In Saudi Arabia, Iran has another potential asset. The richest oil fields are underneath a Shi’ite population, which is also oppressed by the Saudi government and Wahabi clerical establishment. A few sabotage attacks to the oil production infrastructure there and say hello to skyrocketing oil prices on top of general market panic from a regional war in the Middle East.
Farther from home, Iran has already shown it can attack targets across the Atlantic Ocean, with its 1994 attack against the Argentine Israelite Mutual Association in Buenos Aires. And don’t forget about Lebanese Hezbollah, which has also shown it can stage impressive rocket attacks against Israel. Any such attack on Israel would provoke a response from the Jewish state, which might bring Syria — an Iranian ally — into the conflict. Just today as I wrote this column, Israel jets violated Syrian air space as a show of strength.

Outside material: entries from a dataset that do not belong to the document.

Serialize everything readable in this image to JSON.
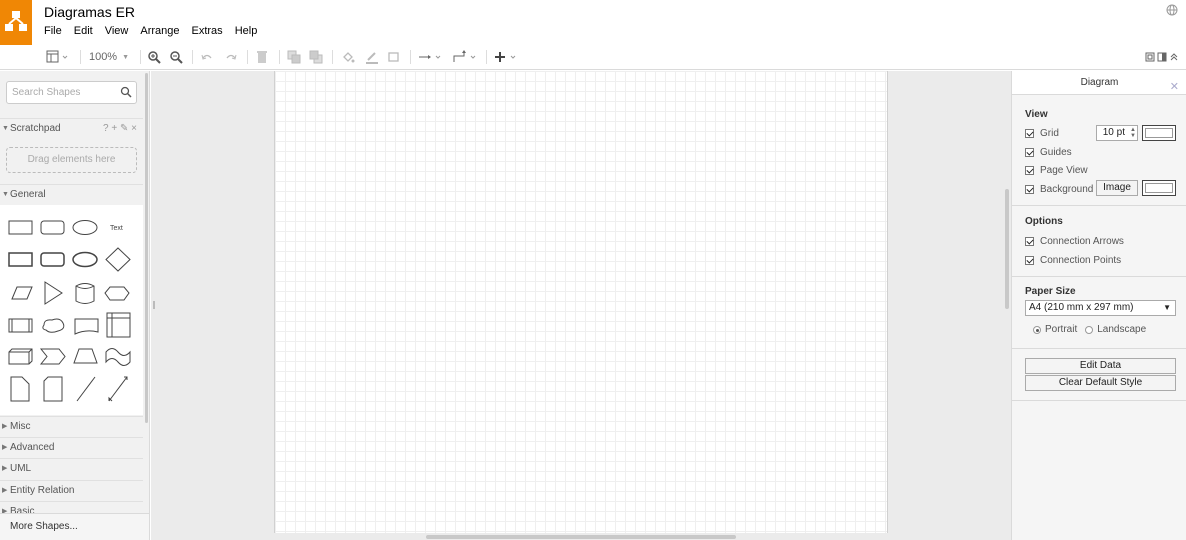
{
  "header": {
    "title": "Diagramas ER",
    "menu": [
      "File",
      "Edit",
      "View",
      "Arrange",
      "Extras",
      "Help"
    ]
  },
  "toolbar": {
    "zoom": "100%",
    "icons": [
      "page-view-icon",
      "zoom-in-icon",
      "zoom-out-icon",
      "undo-icon",
      "redo-icon",
      "delete-icon",
      "to-front-icon",
      "to-back-icon",
      "fill-color-icon",
      "line-color-icon",
      "shadow-icon",
      "connection-icon",
      "waypoints-icon",
      "insert-icon",
      "fullscreen-icon",
      "format-panel-icon",
      "collapse-icon"
    ]
  },
  "sidebar": {
    "search_placeholder": "Search Shapes",
    "scratchpad_label": "Scratchpad",
    "scratchpad_tools": "? + ✎ ×",
    "drop_label": "Drag elements here",
    "general_label": "General",
    "text_shape_label": "Text",
    "sections": [
      "Misc",
      "Advanced",
      "UML",
      "Entity Relation",
      "Basic"
    ],
    "more_shapes": "More Shapes..."
  },
  "panel": {
    "tab": "Diagram",
    "view_title": "View",
    "grid_label": "Grid",
    "grid_size": "10 pt",
    "guides_label": "Guides",
    "page_view_label": "Page View",
    "background_label": "Background",
    "image_button": "Image",
    "options_title": "Options",
    "connection_arrows": "Connection Arrows",
    "connection_points": "Connection Points",
    "paper_size_title": "Paper Size",
    "paper_size_value": "A4 (210 mm x 297 mm)",
    "portrait": "Portrait",
    "landscape": "Landscape",
    "orientation": "Portrait",
    "edit_data": "Edit Data",
    "clear_default_style": "Clear Default Style"
  },
  "colors": {
    "logo": "#f08705",
    "accent": "#4285f4"
  }
}
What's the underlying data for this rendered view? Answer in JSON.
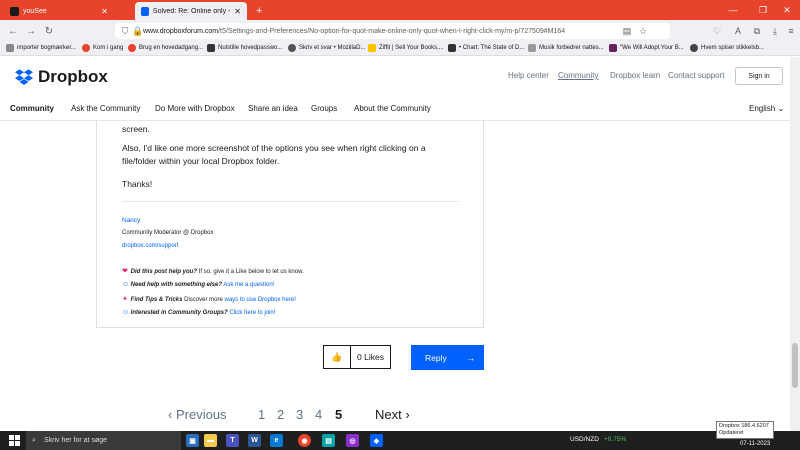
{
  "browser": {
    "tabs": [
      {
        "title": "youSee",
        "active": false
      },
      {
        "title": "Solved: Re: Online only - where",
        "active": true
      }
    ],
    "new_tab": "+",
    "url_host": "www.dropboxforum.com",
    "url_path": "/t5/Settings-and-Preferences/No-option-for-quot-make-online-only-quot-when-I-right-click-my/m-p/727509#M164",
    "bookmarks": [
      "importer bogmærker...",
      "Kom i gang",
      "Brug en hovedadgang...",
      "Nulstille hovedpasswo...",
      "Skriv et svar • MozillaD...",
      "Ziffit | Sell Your Books,...",
      "• Chart: The State of D...",
      "Musik forbedrer nattes...",
      "\"We Will Adopt Your B...",
      "Hvem spiser stikkelsb..."
    ]
  },
  "site": {
    "brand": "Dropbox",
    "top_links": [
      "Help center",
      "Community",
      "Dropbox learn",
      "Contact support"
    ],
    "signin": "Sign in",
    "community_nav": [
      "Community",
      "Ask the Community",
      "Do More with Dropbox",
      "Share an idea",
      "Groups",
      "About the Community"
    ],
    "language": "English",
    "colors": {
      "accent": "#0061fe",
      "browser_red": "#e8432b"
    }
  },
  "post": {
    "line1": "screen.",
    "line2a": "Also, I'd like one more screenshot of the options you see when right clicking on a",
    "line2b": "file/folder within your local Dropbox folder.",
    "thanks": "Thanks!",
    "sig_name": "Nancy",
    "sig_role": "Community Moderator @ Dropbox",
    "sig_link": "dropbox.com/support",
    "sig_lines": [
      {
        "icon": "heart-icon",
        "glyph": "❤",
        "em": "Did this post help you?",
        "text": " If so, give it a Like below to let us know.",
        "link": ""
      },
      {
        "icon": "help-icon",
        "glyph": "☺",
        "em": "Need help with something else?",
        "text": " ",
        "link": "Ask me a question!"
      },
      {
        "icon": "pin-icon",
        "glyph": "📌",
        "em": "Find Tips & Tricks",
        "text": " Discover more ",
        "link": "ways to use Dropbox here!"
      },
      {
        "icon": "group-icon",
        "glyph": "☺",
        "em": "Interested in Community Groups?",
        "text": " ",
        "link": "Click here to join!"
      }
    ]
  },
  "actions": {
    "likes": "0 Likes",
    "reply": "Reply"
  },
  "pagination": {
    "previous": "Previous",
    "pages": [
      "1",
      "2",
      "3",
      "4",
      "5"
    ],
    "current": "5",
    "next": "Next"
  },
  "tooltip": {
    "line1": "Dropbox 186.4.6207",
    "line2": "Opdateret"
  },
  "taskbar": {
    "search_placeholder": "Skriv her for at søge",
    "ticker": "USD/NZD",
    "ticker_change": "+0.75%",
    "date": "07-11-2023"
  }
}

Then there’s the possibility of attacks in the United States itself. There are reportedly Hezbollah and Revolutionary Guard cells operating there that could stage suicide attacks.
In short, attacking Iran in such a way would be madness.
And that’s exactly what the Bush administration could be banking on. We already know the White House has taken its obsession with secrecy and expanding presidential power to Nixonian levels. What if it’s also taking a book from Nixon’s foreign policy manual and applying the “Madman Theory”?
“I want the North Vietnamese to believe,” Nixon told H.R. Haldeman, “that I’ve reached the point that I might do anything to stop the war. We’ll just slip the word to them that for God’s sake, you know Nixon is obsessed about communism. We can’t restrain him when he’s angry, and he has his hand on the nuclear button, and Ho Chi Minh himself will be in Paris in two days begging for peace.”
Nixon was so crazy that at one point he put the whole U.S. military on global war readiness and flew nuclear-armed bombers near the Soviet Union’s borders for three days to freak them out — right at the time that war tensions were simmering between Beijing and Moscow. It was a dangerous, crazy gamble, and perhaps Bush is doing the same with Iran. After all, Henry Kissenger is an advisor to Bush, too.
Bush’s plan could be an attempt to get the Iranians to back off in Iraq, of course, but it could also be an attempt to scare Russia and China into backing strong sanctions against Iraq on the Security Council. No one wants to see a regional war in the Middle East involving a wounded, enraged superpower.
If this is the plan, it’s as dangerous as Nixon’s October 1969 gambit was. In the end, the Soviet Union didn’t take the bait and pressure North Vietnam to sue for peace. Will a similar plan work on the mullahs of Tehran? Can we trust the Bush administration to pull off such a subtle combination of bluster and diplomacy?
If this is the plan, Bush is playing poker and bluffing. But the Iranians aren’t playing the same game. They’re playing chess, and they invented that game.